In his new autobiography, Mr. Scott walks us through his remarkable career, and provides some amazing insights into what goes into the actual production of a record. He began at EMI Studios, which were renamed Abbey Road Studios after The Beatles’ album made it so famous. His first job was the studio equivalent of the mailroom, in the tape library. It was 1964, he was 17, and Beatlemania was in full bloom. He was as starstruck as anyone he says, and almost blew it with a couple of gaffes, but managed to hang on.
From the tape library, where he literally logged tapes all day long, he moved up to “button-pusher,” worked on cutting masters, then into engineering, and finally made the jump to producer. It is a fascinating primer of how a man methodically worked his way through the ranks inside the hallowed studio halls. I have read a lot of music-related books, but never anything that brought you this close to the actual process of creating an album.
Along the way he became a trusted collaborator, and went from being a fan, to actually working with The Beatles, both as a group, and on some of their later solo albums. It is an intriguing story, as are the variety of groups he worked with over the years. His final work at EMI was as engineer of The White Album. In 1968 he was let go when a new manager by the name of Alan Stagge decided to make something of a clean sweep and bring in new blood.
Trident Studios was a relatively new London studio, and that is where he went. One of his first projects there was to mix John Lennon’s “Give Peace A Chance” single. And although George Harrison and Phil Spector were credited as producers of George’s All Things Must Pass, Scott spent a great deal of time working with Harrison, as Spector was M.I.A.
As it turned out, Ken Scott’s first “official” job as a producer was the Hunky Dory album by David Bowie. From there things really took off. He continued working with Bowie, doing Ziggy Stardust, Aladdin Sane, and Pinups. He would go on to work with Elton John, Supertramp, The Mahavishnu Orchestra, The Tubes, and Devo, among many others.
What makes the book so enjoyable are Ken Scott’s in-depth discussions of what went down in the studio during many of these sessions. This is no dry, techno-speak producer’s manual. It is most definitely written for music fans who might enjoy some little-known facts about these famous artists and albums.
One thing that wowed me a bit has to do with The Tubes. The Real Gone label has just issued their second and third albums on a single CD. They are Young and Rich and Now, respectively. In my review, I mentioned how superior I felt Young and Rich was, and never noticed that the producer was Mr. Ken Scott. In fact, he wrote technical notes which I completely ignored, but were a total hoax. He made up the name Kincade Instruments Low Level (KILL) amplifiers for one thing, and got letters from aspiring musicians looking for Kincade amps.
His most salient point answers a question I have long had, specifically “What happened to The Tubes?” In Ken’s opinion, they listened to their record company, and lost a lot of the edge they had shown to such great effect earlier. Unfortunately, he only worked with them on the Young and Rich album, which just happens to be my favorite Tubes album.

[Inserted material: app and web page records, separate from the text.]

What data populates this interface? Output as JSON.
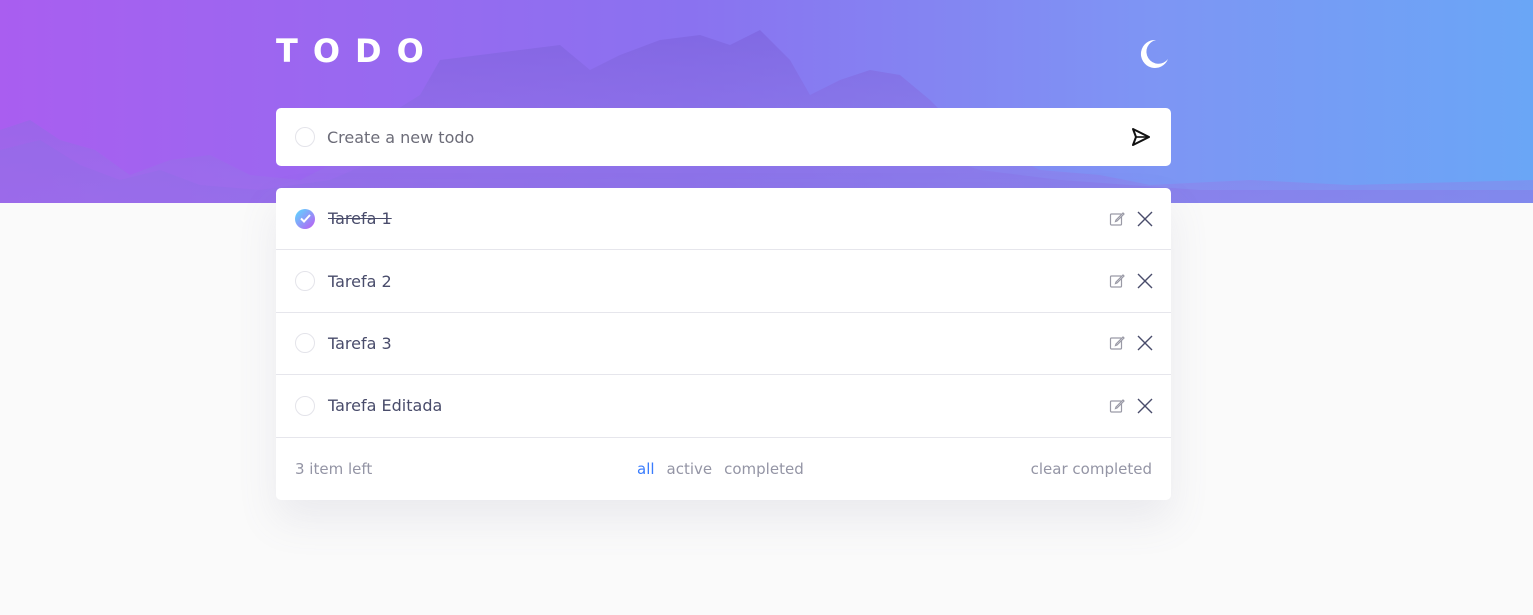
{
  "app": {
    "title": "TODO"
  },
  "colors": {
    "accent": "#3a7cfd",
    "check_gradient_start": "#57ddff",
    "check_gradient_end": "#c058f3",
    "hero_start": "#a95ef0",
    "hero_end": "#6aa6f6"
  },
  "theme_toggle": {
    "icon": "moon-icon"
  },
  "new_todo": {
    "placeholder": "Create a new todo",
    "value": "",
    "send_icon": "send-icon"
  },
  "todos": [
    {
      "text": "Tarefa 1",
      "completed": true
    },
    {
      "text": "Tarefa 2",
      "completed": false
    },
    {
      "text": "Tarefa 3",
      "completed": false
    },
    {
      "text": "Tarefa Editada",
      "completed": false
    }
  ],
  "row_icons": {
    "edit": "edit-icon",
    "delete": "close-icon"
  },
  "footer": {
    "items_left": "3 item left",
    "filters": {
      "all": "all",
      "active": "active",
      "completed": "completed"
    },
    "active_filter": "all",
    "clear": "clear completed"
  }
}
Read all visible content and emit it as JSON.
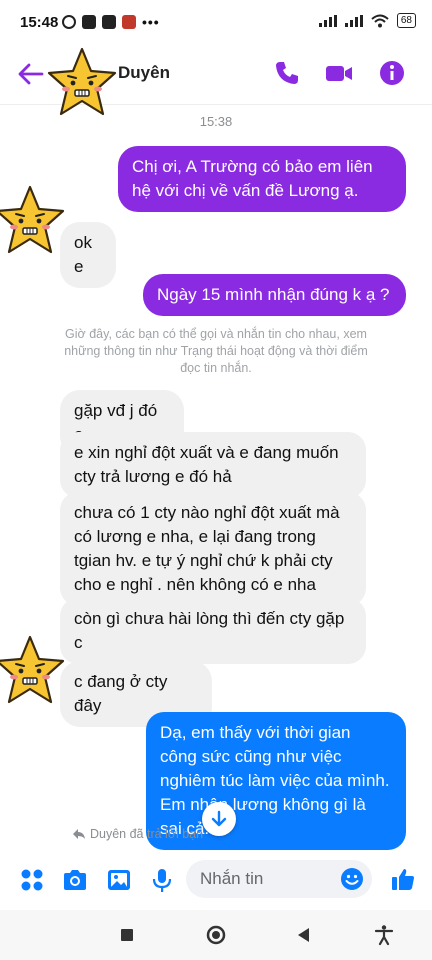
{
  "status_bar": {
    "time": "15:48",
    "dots": "•••",
    "battery": "68"
  },
  "header": {
    "contact_name": "Duyên"
  },
  "chat": {
    "timestamp": "15:38",
    "messages": [
      {
        "text": "Chị ơi, A Trường có bảo em liên hệ với chị về vấn đề Lương ạ."
      },
      {
        "text": "ok e"
      },
      {
        "text": "Ngày 15 mình nhận đúng k ạ ?"
      },
      {
        "text": "gặp vđ j đó e"
      },
      {
        "text": "e xin nghỉ đột xuất và e đang muốn cty trả lương e đó hả"
      },
      {
        "text": "chưa có 1 cty nào nghỉ đột xuất mà có lương e nha, e lại đang trong tgian hv. e tự ý nghỉ chứ k phải cty cho e nghỉ . nên không có e nha"
      },
      {
        "text": "còn gì chưa hài lòng thì đến cty gặp c"
      },
      {
        "text": "c đang ở cty đây"
      },
      {
        "text": "Dạ, em thấy với thời gian công sức cũng như việc nghiêm túc làm việc của mình. Em nhận lương không gì là sai cả."
      }
    ],
    "system_note": "Giờ đây, các bạn có thể gọi và nhắn tin cho nhau, xem những thông tin như Trạng thái hoạt động và thời điểm đọc tin nhắn.",
    "replied_note": "Duyên đã trả lời bạn"
  },
  "composer": {
    "placeholder": "Nhắn tin"
  },
  "colors": {
    "accent": "#8a2be2",
    "bubble_blue": "#0a7cff",
    "incoming": "#f0f0f0",
    "star": "#f7c531"
  }
}
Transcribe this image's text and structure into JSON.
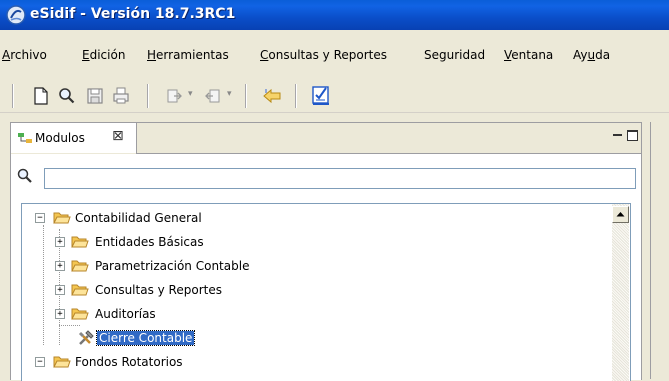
{
  "window": {
    "title": "eSidif - Versión 18.7.3RC1",
    "titlebar_color": "#0a5ed8",
    "logo_icon": "esidif-logo-icon"
  },
  "menubar": {
    "items": [
      {
        "label": "Archivo",
        "mnemonic": "A",
        "rest": "rchivo"
      },
      {
        "label": "Edición",
        "mnemonic": "E",
        "rest": "dición"
      },
      {
        "label": "Herramientas",
        "mnemonic": "H",
        "rest": "erramientas"
      },
      {
        "label": "Consultas y Reportes",
        "mnemonic": "C",
        "rest": "onsultas y Reportes"
      },
      {
        "label": "Seguridad",
        "mnemonic": "",
        "rest": "Seguridad"
      },
      {
        "label": "Ventana",
        "mnemonic": "V",
        "rest": "entana"
      },
      {
        "label": "Ayuda",
        "pre": "Ay",
        "mnemonic": "u",
        "rest": "da"
      }
    ]
  },
  "toolbar": {
    "icons": [
      "new-document-icon",
      "search-icon",
      "save-icon",
      "print-icon",
      "import-icon",
      "export-icon",
      "back-icon",
      "checklist-icon"
    ]
  },
  "view": {
    "tab_label": "Modulos",
    "tab_close": "⊠",
    "search_placeholder": "",
    "search_value": ""
  },
  "tree": {
    "selected_color": "#316ac5",
    "nodes": [
      {
        "label": "Contabilidad General",
        "expander": "−",
        "level": 0,
        "icon": "folder-open-icon"
      },
      {
        "label": "Entidades Básicas",
        "expander": "+",
        "level": 1,
        "icon": "folder-open-icon"
      },
      {
        "label": "Parametrización Contable",
        "expander": "+",
        "level": 1,
        "icon": "folder-open-icon"
      },
      {
        "label": "Consultas y Reportes",
        "expander": "+",
        "level": 1,
        "icon": "folder-open-icon"
      },
      {
        "label": "Auditorías",
        "expander": "+",
        "level": 1,
        "icon": "folder-open-icon"
      },
      {
        "label": "Cierre Contable",
        "expander": "",
        "level": 1,
        "icon": "tools-icon",
        "selected": true
      },
      {
        "label": "Fondos Rotatorios",
        "expander": "−",
        "level": 0,
        "icon": "folder-open-icon"
      }
    ]
  }
}
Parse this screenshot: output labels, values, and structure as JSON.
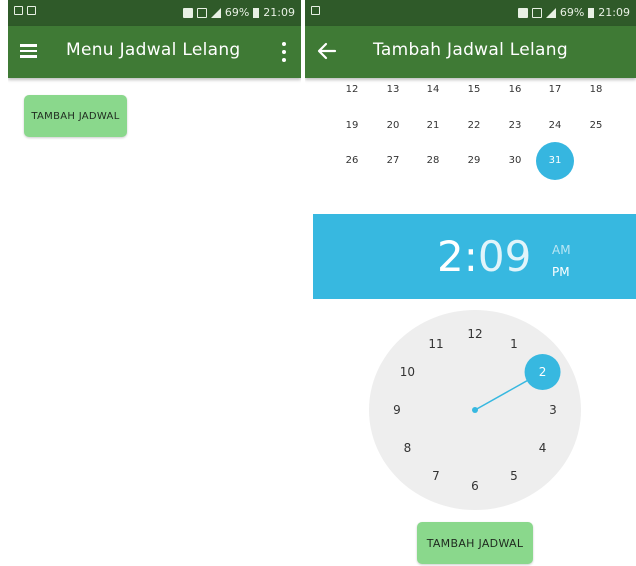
{
  "colors": {
    "status_bar": "#2f5a29",
    "app_bar": "#3f7a35",
    "button": "#8ad88c",
    "accent": "#37b8e0"
  },
  "status_bar": {
    "battery": "69%",
    "time": "21:09"
  },
  "left_screen": {
    "title": "Menu Jadwal Lelang",
    "add_button_label": "TAMBAH JADWAL"
  },
  "right_screen": {
    "title": "Tambah Jadwal Lelang",
    "calendar": {
      "rows": [
        [
          "12",
          "13",
          "14",
          "15",
          "16",
          "17",
          "18"
        ],
        [
          "19",
          "20",
          "21",
          "22",
          "23",
          "24",
          "25"
        ],
        [
          "26",
          "27",
          "28",
          "29",
          "30",
          "31"
        ]
      ],
      "selected_day": "31"
    },
    "time_picker": {
      "hour": "2",
      "separator": ":",
      "minute": "09",
      "am_label": "AM",
      "pm_label": "PM",
      "selected_period": "PM",
      "clock_numbers": [
        "12",
        "1",
        "2",
        "3",
        "4",
        "5",
        "6",
        "7",
        "8",
        "9",
        "10",
        "11"
      ],
      "selected_number": "2"
    },
    "add_button_label": "TAMBAH JADWAL"
  }
}
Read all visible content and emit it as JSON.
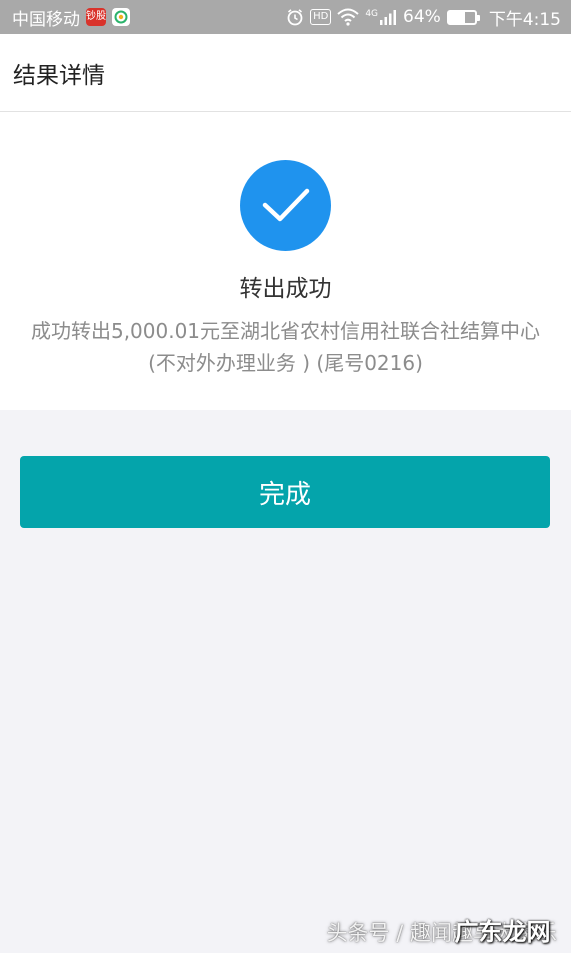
{
  "status_bar": {
    "carrier": "中国移动",
    "app_badge_text": "钞股",
    "hd": "HD",
    "network": "4G",
    "battery_percent": "64%",
    "battery_level": 0.64,
    "time": "下午4:15"
  },
  "header": {
    "title": "结果详情"
  },
  "result": {
    "icon": "check-icon",
    "title": "转出成功",
    "description": "成功转出5,000.01元至湖北省农村信用社联合社结算中心(不对外办理业务 ) (尾号0216)"
  },
  "actions": {
    "done_label": "完成"
  },
  "watermark": {
    "text": "头条号 / 趣闻趣享大家乐",
    "overlay": "广东龙网"
  },
  "colors": {
    "status_bar": "#a9a9a9",
    "accent": "#1f93ee",
    "button": "#04a4ab",
    "background": "#f3f3f7"
  }
}
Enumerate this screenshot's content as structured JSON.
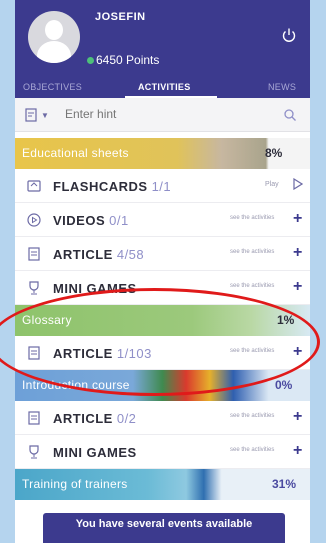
{
  "profile": {
    "name": "JOSEFIN",
    "points": "6450 Points"
  },
  "tabs": [
    {
      "label": "OBJECTIVES",
      "active": false
    },
    {
      "label": "ACTIVITIES",
      "active": true
    },
    {
      "label": "NEWS",
      "active": false
    }
  ],
  "search": {
    "placeholder": "Enter hint"
  },
  "sections": [
    {
      "title": "Educational sheets",
      "percent": "8%",
      "color": "#e8c54a"
    },
    {
      "title": "Glossary",
      "percent": "1%",
      "color": "#8ec36b"
    },
    {
      "title": "Introduction course",
      "percent": "0%",
      "color": "#6da0d8"
    },
    {
      "title": "Training of trainers",
      "percent": "31%",
      "color": "#4ba6c9"
    }
  ],
  "rows": [
    {
      "title": "FLASHCARDS",
      "count": "1/1",
      "action": "Play",
      "icon": "flashcard-icon"
    },
    {
      "title": "VIDEOS",
      "count": "0/1",
      "action": "see the activities",
      "icon": "play-circle-icon"
    },
    {
      "title": "ARTICLE",
      "count": "4/58",
      "action": "see the activities",
      "icon": "document-icon"
    },
    {
      "title": "MINI GAMES",
      "count": "",
      "action": "see the activities",
      "icon": "trophy-icon"
    },
    {
      "title": "ARTICLE",
      "count": "1/103",
      "action": "see the activities",
      "icon": "document-icon"
    },
    {
      "title": "ARTICLE",
      "count": "0/2",
      "action": "see the activities",
      "icon": "document-icon"
    },
    {
      "title": "MINI GAMES",
      "count": "",
      "action": "see the activities",
      "icon": "trophy-icon"
    }
  ],
  "cta": {
    "label": "You have several events available"
  },
  "colors": {
    "header": "#3c3a8e",
    "accent": "#3c3a8e",
    "highlight": "#e01a1a"
  }
}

From producer to manager was the next step, with Missing Persons. While they are now remembered as one of those one-hit New Wave wonders, there was a lot of potential. The band featured drummer Terry Bozzio, guitarist Wayne Cuccurullo, and bassist Patrick O’Hearn, all of whom played in Frank Zappa’s crack late-seventies band. Once they became famous, (thanks to those fish-bowl bras Terry’s wife Dale wore in their videos), the egos exploded, and their career imploded.
Today, Ken Scott is working in various digital projects, along with old friends such as Billy Cobham, Woody Woodmanson, and (with fences mended) Terry Bozzio, among others. Abbey Road to Ziggy Stardust is quite a ride, and Ken Scott’s stories provide a wonderful window into a world the rest of us will never know. The most poignant moment for me comes near the end of the book, when he was working with George Harrison on the remastering of All Things Must Pass. George was very sick, and Ken was there the day he left his beloved Friar Park for the last time. Ken says that Harrison walked throughout the house, looking in each room long enough to take a “mental picture,” as if he knew he would not be coming back.
It is moments like those, which transcend the producer/client relationship that make this book so special. It is really quite a read, and all of the stories are offered with a “How did I get so lucky?” type of humility which I am sure is what endeared him to so many artists over the years. I believe that anyone who enjoys peeking behind the curtain at some of the greatest rock and jazz musicians of the past 40 years will enjoy this book as much as I did.